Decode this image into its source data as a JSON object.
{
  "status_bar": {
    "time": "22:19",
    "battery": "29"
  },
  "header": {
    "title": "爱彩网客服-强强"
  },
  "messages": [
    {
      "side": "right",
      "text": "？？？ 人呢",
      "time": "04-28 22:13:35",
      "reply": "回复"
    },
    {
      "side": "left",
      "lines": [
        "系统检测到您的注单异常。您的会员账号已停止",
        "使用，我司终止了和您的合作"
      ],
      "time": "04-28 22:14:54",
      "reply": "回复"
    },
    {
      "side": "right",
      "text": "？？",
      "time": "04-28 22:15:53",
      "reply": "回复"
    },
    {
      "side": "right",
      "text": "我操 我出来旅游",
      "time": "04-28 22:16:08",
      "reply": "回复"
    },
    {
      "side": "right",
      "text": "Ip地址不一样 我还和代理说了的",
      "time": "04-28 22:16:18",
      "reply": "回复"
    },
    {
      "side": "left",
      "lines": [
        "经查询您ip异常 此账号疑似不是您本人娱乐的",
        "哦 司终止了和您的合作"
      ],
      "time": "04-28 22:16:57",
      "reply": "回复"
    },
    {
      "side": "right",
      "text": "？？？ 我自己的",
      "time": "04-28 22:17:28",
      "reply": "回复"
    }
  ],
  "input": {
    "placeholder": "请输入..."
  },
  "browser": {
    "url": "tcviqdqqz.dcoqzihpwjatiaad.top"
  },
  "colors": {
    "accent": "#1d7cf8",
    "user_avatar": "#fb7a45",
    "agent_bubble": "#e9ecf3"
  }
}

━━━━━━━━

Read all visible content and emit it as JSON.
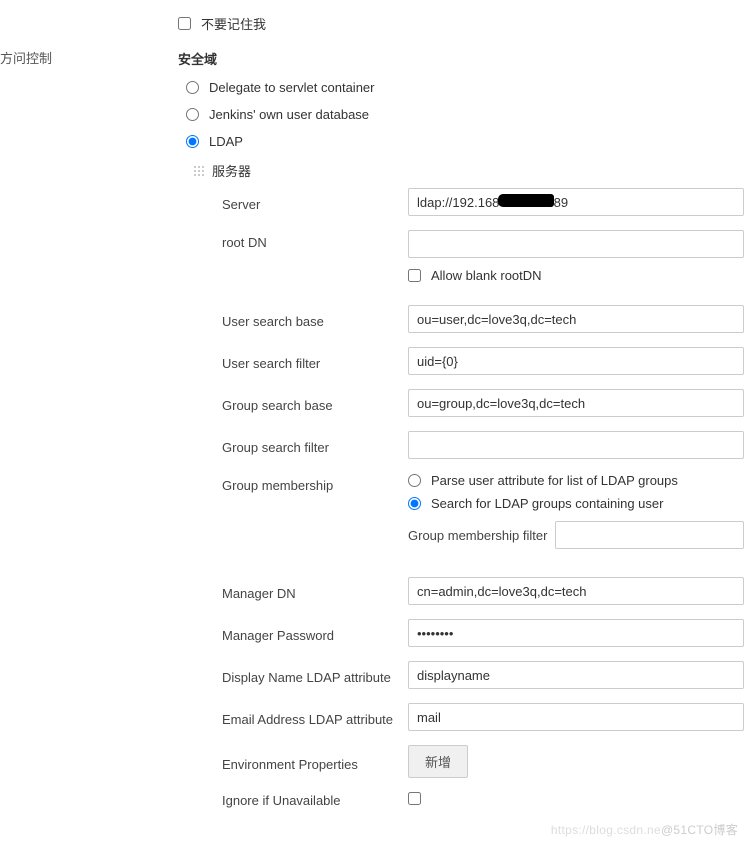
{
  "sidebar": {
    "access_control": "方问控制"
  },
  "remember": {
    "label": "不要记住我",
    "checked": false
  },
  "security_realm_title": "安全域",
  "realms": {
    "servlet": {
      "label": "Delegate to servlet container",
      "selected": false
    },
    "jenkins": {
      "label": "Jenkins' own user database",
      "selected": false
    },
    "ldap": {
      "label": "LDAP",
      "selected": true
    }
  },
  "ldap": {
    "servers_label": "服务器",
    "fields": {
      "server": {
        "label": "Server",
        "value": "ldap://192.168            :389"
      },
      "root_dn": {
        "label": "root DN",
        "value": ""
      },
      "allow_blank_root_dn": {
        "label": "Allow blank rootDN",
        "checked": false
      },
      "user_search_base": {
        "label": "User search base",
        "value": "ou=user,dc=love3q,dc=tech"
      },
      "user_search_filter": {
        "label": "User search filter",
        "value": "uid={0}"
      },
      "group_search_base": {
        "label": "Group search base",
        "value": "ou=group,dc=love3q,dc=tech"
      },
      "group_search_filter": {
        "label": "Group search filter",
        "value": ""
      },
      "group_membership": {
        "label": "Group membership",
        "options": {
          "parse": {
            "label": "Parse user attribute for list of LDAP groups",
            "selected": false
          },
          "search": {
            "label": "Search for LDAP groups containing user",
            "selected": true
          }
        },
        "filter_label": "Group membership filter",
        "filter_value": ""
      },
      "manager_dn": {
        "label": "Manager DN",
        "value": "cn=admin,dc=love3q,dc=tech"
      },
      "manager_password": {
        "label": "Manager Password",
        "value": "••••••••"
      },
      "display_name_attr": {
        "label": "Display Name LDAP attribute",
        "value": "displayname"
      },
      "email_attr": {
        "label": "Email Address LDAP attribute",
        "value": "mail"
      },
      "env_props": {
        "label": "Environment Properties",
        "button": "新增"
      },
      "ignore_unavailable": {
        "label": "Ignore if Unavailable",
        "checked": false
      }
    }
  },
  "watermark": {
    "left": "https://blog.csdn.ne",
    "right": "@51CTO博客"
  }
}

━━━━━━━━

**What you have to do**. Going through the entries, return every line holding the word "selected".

**Task solution**.
      "selected": false
      "selected": false
      "selected": true
            "selected": false
            "selected": true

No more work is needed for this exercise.